### [Data extracts]
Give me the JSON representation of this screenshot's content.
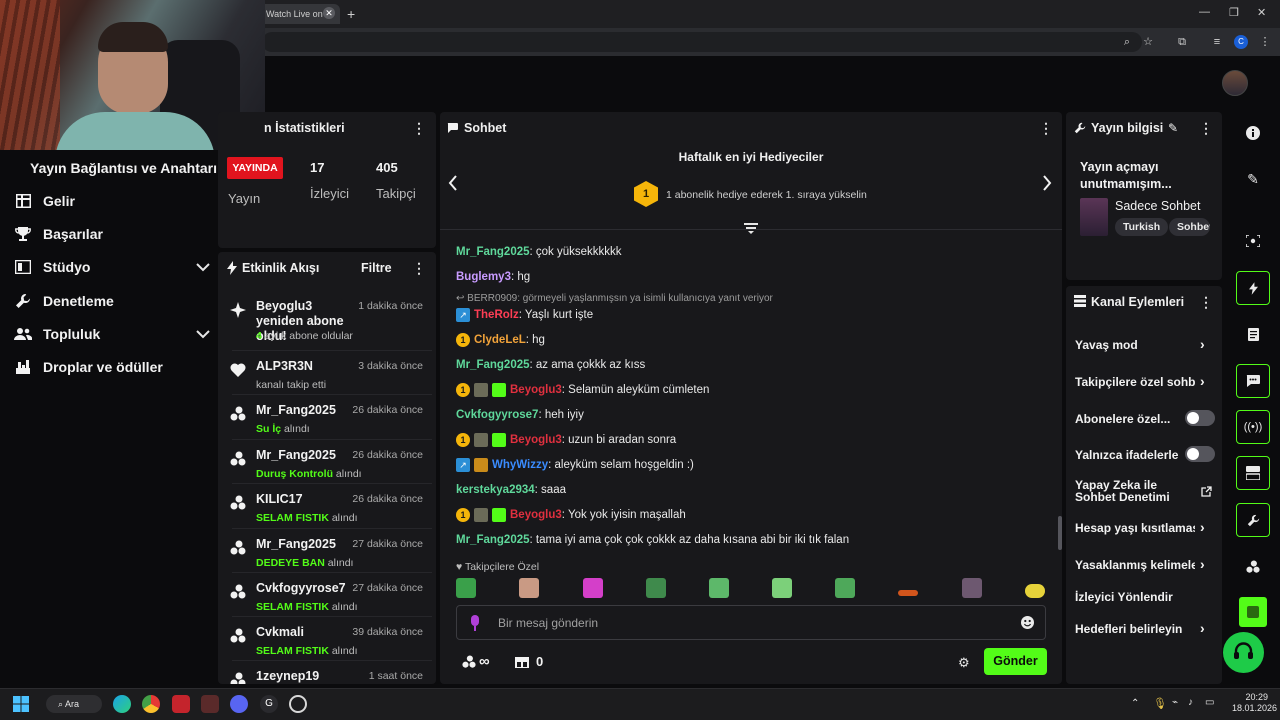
{
  "browser": {
    "tab_title": "Watch Live on K",
    "new_tab": "+"
  },
  "nav": {
    "title": "Yayın Bağlantısı ve Anahtarı",
    "items": [
      {
        "label": "Gelir",
        "icon": "table-icon"
      },
      {
        "label": "Başarılar",
        "icon": "trophy-icon"
      },
      {
        "label": "Stüdyo",
        "icon": "video-icon"
      },
      {
        "label": "Denetleme",
        "icon": "wrench-icon"
      },
      {
        "label": "Topluluk",
        "icon": "users-icon"
      },
      {
        "label": "Droplar ve ödüller",
        "icon": "gift-icon"
      }
    ]
  },
  "stats": {
    "title": "n İstatistikleri",
    "live": "YAYINDA",
    "live_label": "Yayın",
    "viewers": "17",
    "viewers_label": "İzleyici",
    "followers": "405",
    "followers_label": "Takipçi"
  },
  "activity": {
    "title": "Etkinlik Akışı",
    "filter": "Filtre",
    "items": [
      {
        "name": "Beyoglu3 yeniden abone oldu!",
        "time": "1 dakika önce",
        "highlight": "4",
        "sub": " aylık abone oldular"
      },
      {
        "name": "ALP3R3N",
        "time": "3 dakika önce",
        "highlight": "",
        "sub": "kanalı takip etti"
      },
      {
        "name": "Mr_Fang2025",
        "time": "26 dakika önce",
        "highlight": "Su İç",
        "sub": " alındı"
      },
      {
        "name": "Mr_Fang2025",
        "time": "26 dakika önce",
        "highlight": "Duruş Kontrolü",
        "sub": " alındı"
      },
      {
        "name": "KILIC17",
        "time": "26 dakika önce",
        "highlight": "SELAM FISTIK",
        "sub": " alındı"
      },
      {
        "name": "Mr_Fang2025",
        "time": "27 dakika önce",
        "highlight": "DEDEYE BAN",
        "sub": " alındı"
      },
      {
        "name": "Cvkfogyyrose7",
        "time": "27 dakika önce",
        "highlight": "SELAM FISTIK",
        "sub": " alındı"
      },
      {
        "name": "Cvkmali",
        "time": "39 dakika önce",
        "highlight": "SELAM FISTIK",
        "sub": " alındı"
      },
      {
        "name": "1zeynep19",
        "time": "1 saat önce",
        "highlight": "",
        "sub": ""
      }
    ]
  },
  "chat": {
    "title": "Sohbet",
    "gifters_title": "Haftalık en iyi Hediyeciler",
    "gifters_rank": "1",
    "gifters_text": "1 abonelik hediye ederek 1. sıraya yükselin",
    "reply_note": "BERR0909: görmeyeli yaşlanmışsın ya isimli kullanıcıya yanıt veriyor",
    "messages": [
      {
        "user": "Mr_Fang2025",
        "color": "#5fd89b",
        "text": ": çok yüksekkkkkk",
        "badges": []
      },
      {
        "user": "Buglemy3",
        "color": "#c89bff",
        "text": ": hg",
        "badges": []
      },
      {
        "user": "TheRolz",
        "color": "#ff3e55",
        "text": ": Yaşlı kurt işte",
        "badges": [
          "b"
        ]
      },
      {
        "user": "ClydeLeL",
        "color": "#f2a33a",
        "text": ": hg",
        "badges": [
          "1"
        ]
      },
      {
        "user": "Mr_Fang2025",
        "color": "#5fd89b",
        "text": ": az ama çokkk az kıss",
        "badges": []
      },
      {
        "user": "Beyoglu3",
        "color": "#e0303f",
        "text": ": Selamün aleyküm cümleten",
        "badges": [
          "1",
          "p",
          "g"
        ]
      },
      {
        "user": "Cvkfogyyrose7",
        "color": "#5fd89b",
        "text": ": heh iyiy",
        "badges": []
      },
      {
        "user": "Beyoglu3",
        "color": "#e0303f",
        "text": ": uzun bi aradan sonra",
        "badges": [
          "1",
          "p",
          "g"
        ]
      },
      {
        "user": "WhyWizzy",
        "color": "#3a8cff",
        "text": ": aleyküm selam hoşgeldin :)",
        "badges": [
          "b",
          "o"
        ]
      },
      {
        "user": "kerstekya2934",
        "color": "#5fd89b",
        "text": ": saaa",
        "badges": []
      },
      {
        "user": "Beyoglu3",
        "color": "#e0303f",
        "text": ": Yok yok iyisin maşallah",
        "badges": [
          "1",
          "p",
          "g"
        ]
      },
      {
        "user": "Mr_Fang2025",
        "color": "#5fd89b",
        "text": ": tama iyi ama çok çok çokkk az daha kısana abi bir iki tık falan",
        "badges": []
      }
    ],
    "followers_only": "Takipçilere Özel",
    "input_placeholder": "Bir mesaj gönderin",
    "points": "∞",
    "gifts": "0",
    "send": "Gönder"
  },
  "info": {
    "title": "Yayın bilgisi",
    "stream_title": "Yayın açmayı unutmamışım...",
    "category": "Sadece Sohbet",
    "tags": [
      "Turkish",
      "Sohbet"
    ]
  },
  "channel": {
    "title": "Kanal Eylemleri",
    "rows": [
      {
        "label": "Yavaş mod",
        "kind": "chevron"
      },
      {
        "label": "Takipçilere özel sohbet",
        "kind": "chevron"
      },
      {
        "label": "Abonelere özel...",
        "kind": "toggle"
      },
      {
        "label": "Yalnızca ifadelerle",
        "kind": "toggle"
      },
      {
        "label": "Yapay Zeka ile Sohbet Denetimi",
        "kind": "external"
      },
      {
        "label": "Hesap yaşı kısıtlaması",
        "kind": "chevron"
      },
      {
        "label": "Yasaklanmış kelimeler",
        "kind": "chevron"
      },
      {
        "label": "İzleyici Yönlendir",
        "kind": "none"
      },
      {
        "label": "Hedefleri belirleyin",
        "kind": "chevron"
      }
    ]
  },
  "taskbar": {
    "search": "Ara",
    "time": "20:29",
    "date": "18.01.2026"
  },
  "colors": {
    "accent": "#53fc18",
    "live": "#e1141e",
    "panel": "#18181b",
    "background": "#0b0b0d"
  }
}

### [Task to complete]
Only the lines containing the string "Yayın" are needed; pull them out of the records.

### [Task result]
    "title": "Yayın Bağlantısı ve Anahtarı",
    "live_label": "Yayın",
    "title": "Yayın bilgisi",
    "stream_title": "Yayın açmayı unutmamışım...",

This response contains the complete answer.